Why BPM doesn’t have to screw up SOA
Recently Steve Jones has published an article on his blog in which he states that "SOA makes great BPM, BPM makes crappy SOA". He argues that "BPM driven SOA tends to make bad SOA as it is driven from a procedural and process view, has poor separation of concerns and is mostly all about driving things from the technology perspective". This procedural and process view is a bad starting point, in his opinion, because it tends to see services equal to process steps, which results in "doing VISUAL Cobol and replacing function calls with service".
I agree with him that, if you just make each process step a service, you haven't got any clue about the meaning of a service. But in my opinion BPM can be a very good starting point for implementing a SOA! Of course some basic conditions are needed to make the process successful.
First the difference between service and component needs to be clear. In SOA and service identification I explained how I see services and components. In short: a service is a business function, while a component is an IT asset implementing one or more services. Figure 1 visualizes the definitions for services and components and shows how they relate to each other.
Figure 1 – SOA Layers 
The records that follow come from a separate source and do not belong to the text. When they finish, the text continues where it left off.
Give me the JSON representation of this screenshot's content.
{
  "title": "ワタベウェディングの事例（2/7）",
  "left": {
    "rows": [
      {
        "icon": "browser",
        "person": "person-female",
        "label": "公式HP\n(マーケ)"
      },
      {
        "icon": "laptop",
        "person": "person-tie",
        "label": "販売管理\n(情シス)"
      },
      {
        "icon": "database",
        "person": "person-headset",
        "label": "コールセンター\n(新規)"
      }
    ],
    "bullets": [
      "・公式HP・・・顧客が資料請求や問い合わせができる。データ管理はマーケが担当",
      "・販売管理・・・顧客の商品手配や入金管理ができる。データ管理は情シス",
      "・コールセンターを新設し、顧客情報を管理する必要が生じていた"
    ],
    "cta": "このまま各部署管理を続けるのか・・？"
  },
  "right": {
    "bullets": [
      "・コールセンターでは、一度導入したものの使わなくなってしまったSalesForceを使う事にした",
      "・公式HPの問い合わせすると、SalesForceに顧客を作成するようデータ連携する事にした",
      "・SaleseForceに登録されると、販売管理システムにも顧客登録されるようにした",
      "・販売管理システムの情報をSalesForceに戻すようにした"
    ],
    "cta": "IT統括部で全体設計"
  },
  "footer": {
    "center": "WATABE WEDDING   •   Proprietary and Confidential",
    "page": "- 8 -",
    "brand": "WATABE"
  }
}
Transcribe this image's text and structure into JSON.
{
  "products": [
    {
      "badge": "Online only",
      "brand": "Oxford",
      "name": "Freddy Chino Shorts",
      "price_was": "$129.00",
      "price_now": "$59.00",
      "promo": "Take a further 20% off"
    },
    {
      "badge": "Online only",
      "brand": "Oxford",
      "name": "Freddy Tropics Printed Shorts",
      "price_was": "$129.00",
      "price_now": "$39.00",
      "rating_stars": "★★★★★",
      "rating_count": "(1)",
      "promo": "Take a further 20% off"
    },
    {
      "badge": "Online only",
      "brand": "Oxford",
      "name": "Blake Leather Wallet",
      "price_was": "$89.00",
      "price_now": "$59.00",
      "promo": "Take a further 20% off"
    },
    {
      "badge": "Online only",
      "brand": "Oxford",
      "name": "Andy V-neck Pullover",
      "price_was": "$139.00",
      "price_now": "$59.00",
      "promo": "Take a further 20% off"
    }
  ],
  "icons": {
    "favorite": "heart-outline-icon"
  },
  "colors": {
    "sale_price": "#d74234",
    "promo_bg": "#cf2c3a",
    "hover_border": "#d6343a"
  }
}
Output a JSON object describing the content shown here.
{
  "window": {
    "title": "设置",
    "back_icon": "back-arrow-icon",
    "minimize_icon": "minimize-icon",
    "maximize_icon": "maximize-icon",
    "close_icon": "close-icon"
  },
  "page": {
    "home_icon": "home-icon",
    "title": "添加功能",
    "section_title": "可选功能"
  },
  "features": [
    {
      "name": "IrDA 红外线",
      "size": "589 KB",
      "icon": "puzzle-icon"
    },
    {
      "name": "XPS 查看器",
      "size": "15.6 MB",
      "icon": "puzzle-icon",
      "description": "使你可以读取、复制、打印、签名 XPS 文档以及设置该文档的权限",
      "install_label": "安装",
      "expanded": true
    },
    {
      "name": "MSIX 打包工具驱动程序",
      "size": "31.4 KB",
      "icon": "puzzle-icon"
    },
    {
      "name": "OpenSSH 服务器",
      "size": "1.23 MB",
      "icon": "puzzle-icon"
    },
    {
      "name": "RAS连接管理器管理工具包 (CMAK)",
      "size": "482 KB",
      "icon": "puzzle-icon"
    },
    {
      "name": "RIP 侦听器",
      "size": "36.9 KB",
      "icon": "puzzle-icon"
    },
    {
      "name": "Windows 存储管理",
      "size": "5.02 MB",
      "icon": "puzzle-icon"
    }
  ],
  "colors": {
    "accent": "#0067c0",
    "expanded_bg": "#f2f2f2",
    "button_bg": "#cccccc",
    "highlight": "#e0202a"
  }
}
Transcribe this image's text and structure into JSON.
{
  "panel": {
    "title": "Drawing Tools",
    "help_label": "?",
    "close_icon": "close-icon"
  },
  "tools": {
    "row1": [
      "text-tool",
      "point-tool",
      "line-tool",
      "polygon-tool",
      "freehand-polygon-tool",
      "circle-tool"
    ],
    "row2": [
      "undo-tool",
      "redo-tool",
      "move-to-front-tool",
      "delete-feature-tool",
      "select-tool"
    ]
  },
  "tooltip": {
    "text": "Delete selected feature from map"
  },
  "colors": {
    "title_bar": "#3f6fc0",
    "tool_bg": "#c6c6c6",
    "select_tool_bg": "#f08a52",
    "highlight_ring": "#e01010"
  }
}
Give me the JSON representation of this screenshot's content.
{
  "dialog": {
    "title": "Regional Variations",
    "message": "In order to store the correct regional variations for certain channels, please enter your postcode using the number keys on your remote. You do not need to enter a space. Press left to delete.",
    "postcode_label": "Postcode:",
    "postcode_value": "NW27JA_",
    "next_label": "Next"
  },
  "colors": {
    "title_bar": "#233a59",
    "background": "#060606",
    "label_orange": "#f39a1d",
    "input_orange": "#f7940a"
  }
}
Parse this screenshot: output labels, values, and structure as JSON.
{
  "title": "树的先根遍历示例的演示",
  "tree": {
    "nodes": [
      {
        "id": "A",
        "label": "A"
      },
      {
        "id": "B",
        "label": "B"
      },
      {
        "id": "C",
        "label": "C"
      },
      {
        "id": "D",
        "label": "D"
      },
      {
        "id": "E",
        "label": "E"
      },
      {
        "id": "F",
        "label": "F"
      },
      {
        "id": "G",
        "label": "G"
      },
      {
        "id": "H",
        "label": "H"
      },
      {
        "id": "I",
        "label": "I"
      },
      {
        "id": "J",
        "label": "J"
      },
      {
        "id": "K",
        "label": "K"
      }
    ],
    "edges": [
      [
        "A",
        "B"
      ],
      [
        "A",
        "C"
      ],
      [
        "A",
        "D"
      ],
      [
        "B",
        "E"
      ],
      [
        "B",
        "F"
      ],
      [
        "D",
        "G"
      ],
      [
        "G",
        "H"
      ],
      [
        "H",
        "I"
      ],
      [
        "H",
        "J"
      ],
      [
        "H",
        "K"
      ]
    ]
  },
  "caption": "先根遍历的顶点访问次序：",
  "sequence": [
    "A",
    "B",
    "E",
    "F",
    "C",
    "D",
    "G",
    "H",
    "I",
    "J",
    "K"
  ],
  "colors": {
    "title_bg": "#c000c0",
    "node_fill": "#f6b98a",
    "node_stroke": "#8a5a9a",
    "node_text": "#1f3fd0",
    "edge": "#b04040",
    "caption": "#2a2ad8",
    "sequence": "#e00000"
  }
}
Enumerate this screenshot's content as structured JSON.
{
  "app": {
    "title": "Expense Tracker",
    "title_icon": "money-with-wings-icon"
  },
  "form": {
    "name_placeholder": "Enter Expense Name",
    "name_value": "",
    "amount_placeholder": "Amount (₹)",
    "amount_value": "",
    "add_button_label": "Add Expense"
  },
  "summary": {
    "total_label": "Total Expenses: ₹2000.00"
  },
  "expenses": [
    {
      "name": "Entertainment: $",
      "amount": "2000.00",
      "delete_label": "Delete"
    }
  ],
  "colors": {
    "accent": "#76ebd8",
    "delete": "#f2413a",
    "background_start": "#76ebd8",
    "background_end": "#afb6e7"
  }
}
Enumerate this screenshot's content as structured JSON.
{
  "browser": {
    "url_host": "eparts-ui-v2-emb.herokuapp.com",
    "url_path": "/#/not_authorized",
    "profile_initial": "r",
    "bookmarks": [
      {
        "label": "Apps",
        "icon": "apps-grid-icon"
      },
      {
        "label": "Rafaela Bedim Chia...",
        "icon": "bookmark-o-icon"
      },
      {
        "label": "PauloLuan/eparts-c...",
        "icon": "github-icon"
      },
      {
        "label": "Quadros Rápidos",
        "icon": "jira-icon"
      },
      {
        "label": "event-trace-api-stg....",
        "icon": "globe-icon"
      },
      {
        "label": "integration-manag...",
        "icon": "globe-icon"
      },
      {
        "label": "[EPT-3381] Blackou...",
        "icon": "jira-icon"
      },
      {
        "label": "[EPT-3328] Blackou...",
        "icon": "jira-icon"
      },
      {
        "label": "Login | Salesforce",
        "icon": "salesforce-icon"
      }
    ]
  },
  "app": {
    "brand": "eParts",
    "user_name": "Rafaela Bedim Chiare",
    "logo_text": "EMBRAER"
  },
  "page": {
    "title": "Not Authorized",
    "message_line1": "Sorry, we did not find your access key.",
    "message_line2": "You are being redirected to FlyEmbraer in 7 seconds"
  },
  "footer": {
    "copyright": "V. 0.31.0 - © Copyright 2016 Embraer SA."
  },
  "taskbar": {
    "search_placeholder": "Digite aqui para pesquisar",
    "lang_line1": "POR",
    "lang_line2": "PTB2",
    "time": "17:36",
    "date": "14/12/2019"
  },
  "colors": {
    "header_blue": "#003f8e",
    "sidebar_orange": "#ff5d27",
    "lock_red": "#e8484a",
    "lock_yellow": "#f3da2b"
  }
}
Second the components should be identified in a formal way. As shown in SOA and service identificationdoing this with help of methods like BCI-3D will result in components with a high internal complexity/cohesion and a low external complexity. Due to the separation between service and component, the implementation of the services, the components, is fully independent from the interface (the service itself). So organizing components in another way does not affect the services and therefore also not the processes. The other way around is the same. The way you model your processes has nothing to do with the way IT assets (components) are organized.
To conclude: I don't think BPM driven SOA tends to make bad SOA. I think, as I argued in SOA and service identification, that both a top-down (BPM-service-component) and a bottom-up (IT-asset-component-service) approach are needed to make a good SOA in an existing IT landscape.
 Tilak Mitra, Business-driven Development. 09-12-2005. http://www-128.ibm.com/developerworks/webservices/library/ws-bdd/index.html#figure3